» **Task directions**
Nothing but a number is wanted: the count of lines in the records below that include "DEBUG".

Data records
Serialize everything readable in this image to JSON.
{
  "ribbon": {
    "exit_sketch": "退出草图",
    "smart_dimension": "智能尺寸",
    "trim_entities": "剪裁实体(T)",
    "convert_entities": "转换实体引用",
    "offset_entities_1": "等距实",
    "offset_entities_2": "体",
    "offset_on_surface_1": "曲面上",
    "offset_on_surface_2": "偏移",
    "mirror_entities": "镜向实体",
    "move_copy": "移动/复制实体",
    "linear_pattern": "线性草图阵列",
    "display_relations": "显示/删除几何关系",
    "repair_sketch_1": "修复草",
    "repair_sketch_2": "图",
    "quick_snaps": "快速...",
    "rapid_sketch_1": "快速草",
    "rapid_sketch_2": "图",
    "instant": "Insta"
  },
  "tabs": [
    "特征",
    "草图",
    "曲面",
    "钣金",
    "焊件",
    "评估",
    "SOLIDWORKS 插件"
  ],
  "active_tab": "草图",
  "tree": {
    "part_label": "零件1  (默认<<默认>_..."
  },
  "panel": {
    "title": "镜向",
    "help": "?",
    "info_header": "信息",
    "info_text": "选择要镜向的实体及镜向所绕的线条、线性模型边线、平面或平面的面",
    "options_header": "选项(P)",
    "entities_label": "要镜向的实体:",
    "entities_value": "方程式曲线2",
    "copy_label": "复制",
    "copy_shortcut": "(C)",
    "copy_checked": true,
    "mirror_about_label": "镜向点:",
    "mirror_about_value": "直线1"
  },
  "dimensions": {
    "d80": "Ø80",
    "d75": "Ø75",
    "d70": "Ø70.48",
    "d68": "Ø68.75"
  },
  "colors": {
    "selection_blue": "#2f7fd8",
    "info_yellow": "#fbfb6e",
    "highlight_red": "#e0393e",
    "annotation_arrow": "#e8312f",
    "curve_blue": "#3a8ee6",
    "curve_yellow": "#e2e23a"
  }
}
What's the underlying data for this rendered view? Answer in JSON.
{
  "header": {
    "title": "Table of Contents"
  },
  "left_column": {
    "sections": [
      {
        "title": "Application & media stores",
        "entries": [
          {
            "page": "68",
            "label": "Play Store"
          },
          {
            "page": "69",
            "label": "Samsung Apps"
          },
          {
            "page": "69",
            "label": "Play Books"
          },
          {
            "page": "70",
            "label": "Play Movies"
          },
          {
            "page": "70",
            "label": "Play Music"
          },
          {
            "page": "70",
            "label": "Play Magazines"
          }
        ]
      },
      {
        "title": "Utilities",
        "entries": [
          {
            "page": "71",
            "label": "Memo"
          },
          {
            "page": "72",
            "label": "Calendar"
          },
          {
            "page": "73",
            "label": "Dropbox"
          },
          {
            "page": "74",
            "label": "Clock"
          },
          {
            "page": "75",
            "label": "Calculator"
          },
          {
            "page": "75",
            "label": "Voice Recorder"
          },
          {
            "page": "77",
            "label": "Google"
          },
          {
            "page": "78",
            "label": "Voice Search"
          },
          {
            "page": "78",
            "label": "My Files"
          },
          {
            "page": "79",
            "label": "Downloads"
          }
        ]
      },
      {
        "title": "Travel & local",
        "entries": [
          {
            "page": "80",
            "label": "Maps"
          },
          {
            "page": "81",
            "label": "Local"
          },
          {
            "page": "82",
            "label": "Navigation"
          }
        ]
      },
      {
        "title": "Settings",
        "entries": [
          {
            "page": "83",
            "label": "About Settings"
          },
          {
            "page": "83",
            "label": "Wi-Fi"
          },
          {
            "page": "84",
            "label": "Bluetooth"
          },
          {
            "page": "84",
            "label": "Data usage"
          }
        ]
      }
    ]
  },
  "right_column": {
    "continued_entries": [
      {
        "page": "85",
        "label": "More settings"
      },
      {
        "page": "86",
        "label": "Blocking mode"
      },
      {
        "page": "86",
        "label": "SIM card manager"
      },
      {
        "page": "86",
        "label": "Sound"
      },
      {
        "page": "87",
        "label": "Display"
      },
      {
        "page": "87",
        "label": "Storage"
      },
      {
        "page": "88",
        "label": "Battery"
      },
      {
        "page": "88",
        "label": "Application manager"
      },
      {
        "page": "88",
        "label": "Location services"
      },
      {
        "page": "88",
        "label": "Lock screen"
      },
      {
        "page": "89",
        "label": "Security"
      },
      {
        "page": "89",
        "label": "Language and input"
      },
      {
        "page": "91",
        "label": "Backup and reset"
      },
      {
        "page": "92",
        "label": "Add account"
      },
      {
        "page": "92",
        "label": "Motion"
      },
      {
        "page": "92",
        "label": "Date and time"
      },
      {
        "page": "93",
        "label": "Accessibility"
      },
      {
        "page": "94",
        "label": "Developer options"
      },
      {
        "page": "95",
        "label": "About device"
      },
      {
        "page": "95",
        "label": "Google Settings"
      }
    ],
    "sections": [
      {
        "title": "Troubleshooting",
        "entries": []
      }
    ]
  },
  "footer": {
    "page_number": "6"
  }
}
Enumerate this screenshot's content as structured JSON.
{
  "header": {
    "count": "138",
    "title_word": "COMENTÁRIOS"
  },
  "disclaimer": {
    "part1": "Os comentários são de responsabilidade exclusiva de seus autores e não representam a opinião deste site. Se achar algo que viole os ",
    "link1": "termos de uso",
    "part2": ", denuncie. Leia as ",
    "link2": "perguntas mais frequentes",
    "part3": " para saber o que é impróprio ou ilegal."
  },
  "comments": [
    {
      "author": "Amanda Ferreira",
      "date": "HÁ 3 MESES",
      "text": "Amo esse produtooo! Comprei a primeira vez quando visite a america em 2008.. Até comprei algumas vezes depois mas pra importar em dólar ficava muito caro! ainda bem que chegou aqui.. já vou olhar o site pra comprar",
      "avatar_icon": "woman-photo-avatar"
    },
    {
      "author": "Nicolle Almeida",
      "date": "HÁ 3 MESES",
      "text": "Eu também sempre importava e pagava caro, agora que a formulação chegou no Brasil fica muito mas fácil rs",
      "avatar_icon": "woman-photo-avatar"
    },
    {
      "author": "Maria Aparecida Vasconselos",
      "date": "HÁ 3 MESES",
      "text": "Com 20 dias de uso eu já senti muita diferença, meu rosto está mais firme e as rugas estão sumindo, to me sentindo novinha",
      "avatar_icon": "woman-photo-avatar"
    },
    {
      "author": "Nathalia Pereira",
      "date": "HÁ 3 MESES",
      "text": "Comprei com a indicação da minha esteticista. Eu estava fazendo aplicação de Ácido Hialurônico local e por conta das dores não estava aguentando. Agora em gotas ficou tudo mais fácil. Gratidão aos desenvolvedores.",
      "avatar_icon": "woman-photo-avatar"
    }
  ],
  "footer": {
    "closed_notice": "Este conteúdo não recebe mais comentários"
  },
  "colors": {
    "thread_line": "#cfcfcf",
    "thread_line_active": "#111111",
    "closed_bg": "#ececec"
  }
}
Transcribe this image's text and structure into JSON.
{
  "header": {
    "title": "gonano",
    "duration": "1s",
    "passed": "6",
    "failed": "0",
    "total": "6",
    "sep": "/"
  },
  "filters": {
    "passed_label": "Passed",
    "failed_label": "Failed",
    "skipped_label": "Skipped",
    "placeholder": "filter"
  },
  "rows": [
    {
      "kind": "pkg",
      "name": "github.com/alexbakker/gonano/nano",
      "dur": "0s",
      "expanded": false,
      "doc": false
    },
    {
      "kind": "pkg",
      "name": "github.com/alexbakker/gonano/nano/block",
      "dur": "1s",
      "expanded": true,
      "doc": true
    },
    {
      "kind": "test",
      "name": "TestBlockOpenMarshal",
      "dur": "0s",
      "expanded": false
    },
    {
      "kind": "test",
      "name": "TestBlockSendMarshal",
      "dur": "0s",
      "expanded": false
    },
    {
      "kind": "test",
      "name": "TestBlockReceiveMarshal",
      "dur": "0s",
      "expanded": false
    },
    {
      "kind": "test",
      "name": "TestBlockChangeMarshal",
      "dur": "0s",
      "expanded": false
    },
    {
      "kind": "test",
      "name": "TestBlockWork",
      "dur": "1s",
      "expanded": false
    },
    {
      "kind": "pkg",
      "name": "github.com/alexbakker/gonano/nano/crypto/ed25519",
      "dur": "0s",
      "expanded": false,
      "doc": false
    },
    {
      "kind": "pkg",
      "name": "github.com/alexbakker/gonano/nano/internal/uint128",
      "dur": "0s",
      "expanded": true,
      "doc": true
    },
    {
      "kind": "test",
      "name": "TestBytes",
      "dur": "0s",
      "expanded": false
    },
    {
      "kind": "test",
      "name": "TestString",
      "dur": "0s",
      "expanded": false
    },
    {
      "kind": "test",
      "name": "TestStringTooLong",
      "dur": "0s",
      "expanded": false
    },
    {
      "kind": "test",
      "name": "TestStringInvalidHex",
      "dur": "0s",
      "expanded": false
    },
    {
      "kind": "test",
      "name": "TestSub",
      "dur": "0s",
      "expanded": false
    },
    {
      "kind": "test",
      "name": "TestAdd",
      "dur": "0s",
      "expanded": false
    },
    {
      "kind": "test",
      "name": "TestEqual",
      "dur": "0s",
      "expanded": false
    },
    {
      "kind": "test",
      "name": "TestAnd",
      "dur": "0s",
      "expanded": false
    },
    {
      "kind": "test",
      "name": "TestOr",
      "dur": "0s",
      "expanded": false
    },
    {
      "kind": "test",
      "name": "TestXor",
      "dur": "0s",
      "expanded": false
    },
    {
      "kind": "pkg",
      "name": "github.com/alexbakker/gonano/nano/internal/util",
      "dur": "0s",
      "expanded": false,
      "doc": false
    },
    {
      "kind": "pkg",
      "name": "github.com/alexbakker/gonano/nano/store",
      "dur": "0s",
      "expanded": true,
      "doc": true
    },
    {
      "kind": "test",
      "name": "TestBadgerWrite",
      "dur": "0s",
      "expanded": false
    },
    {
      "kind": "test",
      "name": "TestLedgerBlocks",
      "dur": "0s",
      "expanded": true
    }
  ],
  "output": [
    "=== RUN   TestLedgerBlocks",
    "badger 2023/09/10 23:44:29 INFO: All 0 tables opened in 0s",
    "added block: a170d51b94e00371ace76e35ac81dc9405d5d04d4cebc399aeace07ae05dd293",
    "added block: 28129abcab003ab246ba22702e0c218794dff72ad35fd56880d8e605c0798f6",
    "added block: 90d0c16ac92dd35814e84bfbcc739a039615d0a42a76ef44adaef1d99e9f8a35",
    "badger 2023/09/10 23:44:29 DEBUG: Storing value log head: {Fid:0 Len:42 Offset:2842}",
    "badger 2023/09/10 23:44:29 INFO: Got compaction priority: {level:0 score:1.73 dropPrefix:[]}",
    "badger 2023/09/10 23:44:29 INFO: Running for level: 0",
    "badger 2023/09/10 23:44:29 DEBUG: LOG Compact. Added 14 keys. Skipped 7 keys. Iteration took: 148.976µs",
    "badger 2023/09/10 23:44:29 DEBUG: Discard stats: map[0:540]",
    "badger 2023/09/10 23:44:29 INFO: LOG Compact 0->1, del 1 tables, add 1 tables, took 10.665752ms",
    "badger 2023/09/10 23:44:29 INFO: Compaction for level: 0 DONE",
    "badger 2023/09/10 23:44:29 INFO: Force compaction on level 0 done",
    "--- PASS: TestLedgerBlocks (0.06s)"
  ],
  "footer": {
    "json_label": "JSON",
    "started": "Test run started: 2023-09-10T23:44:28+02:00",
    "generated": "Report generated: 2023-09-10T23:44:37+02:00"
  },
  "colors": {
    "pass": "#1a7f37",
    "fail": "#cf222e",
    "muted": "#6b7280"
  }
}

» **Exercise response**
3